Arizona’s student-to-counselor ratio is the worst in the nation, averaging at about 905 students per counselor. In response to this fact and personal experience, two teens helped lobby the state legislator for $20 million to increase mental health resources in Arizona schools to advocate for a “safe mind, safe campus.”
My stomach is in knots with social media buzz, reviews and accolades for the new film “Birds Of Prey,” and I had a hard time watching the recent Academy Awards since “The Joker” was nominated for 11 awards. Why isn’t anyone asking what type of damage movies like these are doing to those of us who suffer with mental illness?
If communities are ravaged by unresolved state-sponsored trauma, they will continue to remain victims in a complex web of social injustice.
We all worry about the neighbors who view our families as inferior, unnatural abominations. We keep our secrets and still our pens. We let the shiny people be the poster children for our movement. But I have never been good at silence.
In 2016, nearly 3,300 women and girls died by firearm suicide—nine every single day. We can change that.
Many women learn about parenthood philosophies so they can have the right parenting behaviors—but what hasn’t been encouraged is how to enter parenthood with the right emotional and psychological well-being.
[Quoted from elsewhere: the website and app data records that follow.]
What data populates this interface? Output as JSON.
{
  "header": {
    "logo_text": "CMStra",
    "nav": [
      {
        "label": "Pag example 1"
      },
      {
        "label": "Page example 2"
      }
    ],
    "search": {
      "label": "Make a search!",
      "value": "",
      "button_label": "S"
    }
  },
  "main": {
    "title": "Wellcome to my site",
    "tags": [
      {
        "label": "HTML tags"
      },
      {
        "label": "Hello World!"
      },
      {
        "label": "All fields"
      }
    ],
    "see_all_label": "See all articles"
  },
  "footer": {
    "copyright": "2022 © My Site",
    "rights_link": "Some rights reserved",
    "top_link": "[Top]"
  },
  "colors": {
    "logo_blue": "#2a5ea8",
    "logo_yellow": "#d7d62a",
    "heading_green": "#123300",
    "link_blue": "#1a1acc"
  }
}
Meeting the needs of girls is critical to achieving a range of development outcomes, and we cannot meet girls’ needs if we neglect their mental health.
As an unabashed Muslim-American manic-depressive, I ask my fellow Americans to reconsider how quickly they rush to blame the presumed other for fostering the ideology that inspired this attack.
Reprinted with permission from the Thomson Reuters Foundation As an advocate working in a research institute, I rely on evidence to understand and underscore the importance of issues. Over the years, when arguing for expanded sexual and reproductive health information and services for youth worldwide, I’ve often cited the fact that maternal mortality was the […]